Ah, how exciting! The oft-emulated doctor for hire series which helped make Tezuka’s name finally makes its way to my apartment. And while the entire conceit isn’t quite there in this first volume, Tezuka remains as inventive as ever.
Collected as a series of episodic chapters, we’re introduced to Dr. Black Jack in flash. He’s Golgo, or James Bond, but with a scalpel. And though the love/hate relationship he shares with attention and affection may seem tritely predictable today, the subject matter of the stories is endlessly fascinating.
Tezuka was, himself, a doctor. And a real medical knowledge is fused with an adventurous sense of storytelling to create a compellingly dark character who could channel some of that post-war angst and fuse it with the wonders or life and rebirth.

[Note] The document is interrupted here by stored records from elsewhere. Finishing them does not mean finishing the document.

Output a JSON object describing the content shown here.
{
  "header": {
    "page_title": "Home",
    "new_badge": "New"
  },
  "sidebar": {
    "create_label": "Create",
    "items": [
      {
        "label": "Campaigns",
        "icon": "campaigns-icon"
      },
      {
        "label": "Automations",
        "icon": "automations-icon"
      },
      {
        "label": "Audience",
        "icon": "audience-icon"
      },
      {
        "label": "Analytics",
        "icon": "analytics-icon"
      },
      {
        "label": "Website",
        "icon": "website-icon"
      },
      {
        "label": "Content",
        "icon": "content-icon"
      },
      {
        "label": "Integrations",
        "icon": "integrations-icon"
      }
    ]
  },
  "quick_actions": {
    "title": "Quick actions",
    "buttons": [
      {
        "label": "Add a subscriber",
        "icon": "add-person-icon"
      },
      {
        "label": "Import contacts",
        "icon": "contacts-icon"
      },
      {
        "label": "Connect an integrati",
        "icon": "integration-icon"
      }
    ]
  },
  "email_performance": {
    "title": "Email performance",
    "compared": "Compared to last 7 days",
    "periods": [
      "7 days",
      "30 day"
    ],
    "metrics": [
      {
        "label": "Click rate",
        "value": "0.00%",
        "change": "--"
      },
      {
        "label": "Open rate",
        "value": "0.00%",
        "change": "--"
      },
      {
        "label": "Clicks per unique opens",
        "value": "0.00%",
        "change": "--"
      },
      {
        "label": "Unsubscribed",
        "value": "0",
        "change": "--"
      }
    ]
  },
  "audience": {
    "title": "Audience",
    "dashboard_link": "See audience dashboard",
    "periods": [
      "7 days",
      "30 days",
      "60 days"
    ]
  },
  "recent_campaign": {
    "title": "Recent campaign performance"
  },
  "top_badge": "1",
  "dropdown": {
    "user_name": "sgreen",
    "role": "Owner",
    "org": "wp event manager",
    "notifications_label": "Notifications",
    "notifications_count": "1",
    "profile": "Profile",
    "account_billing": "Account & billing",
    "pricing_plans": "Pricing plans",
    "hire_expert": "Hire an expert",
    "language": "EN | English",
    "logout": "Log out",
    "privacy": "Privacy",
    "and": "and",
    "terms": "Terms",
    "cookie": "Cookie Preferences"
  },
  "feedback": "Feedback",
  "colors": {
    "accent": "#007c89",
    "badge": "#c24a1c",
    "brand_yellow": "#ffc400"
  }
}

In fact, owing to the occasional mention of radiation poisoning (or polio) there’s a real dialogue at work about the nature of disability and life outside traditional norms. There’s also some hokey faux-romantic stuff… but it’s not all bad. Best is when Tezuka effortlessly transports us back in time to work his storytelling wizardry, fusing bits and pieces (much like Koike and Kojima) to fashion a pretty rewarding narrative.
Elsewhere, there’s plenty of ethical quandry. Not to mention the sketchy computer-gone-wrong plot of “U-18 Knew”. In that regard, Black Jack holds up so well because it pre-dates an awful lot of plot-devices we might see today. And on some of the weirder ones (“The Face Sore” or “The First Storm of Spring”) he manages to at once take medicine deadly serious and slip in echoes of the paranormal or supernatural. The more grounded tales, a mix of intrigue and vague morals, often remind us of Tezuka the humanist – prizing virtues like Love, Empathy, and Humility while exploring the brutally clinical world of medicine.
Black Jack is fairly episodic at this point, and with just the vaguest hints about his past (a young lover he operated on, an accident he was in as a child that left him nearly destroyed, the curious influence of Dr. Honma) but the bones are all there for a terrific series. Weird, kooky, and an adept mix of serious and fun. Tezuka can’t help but amaze.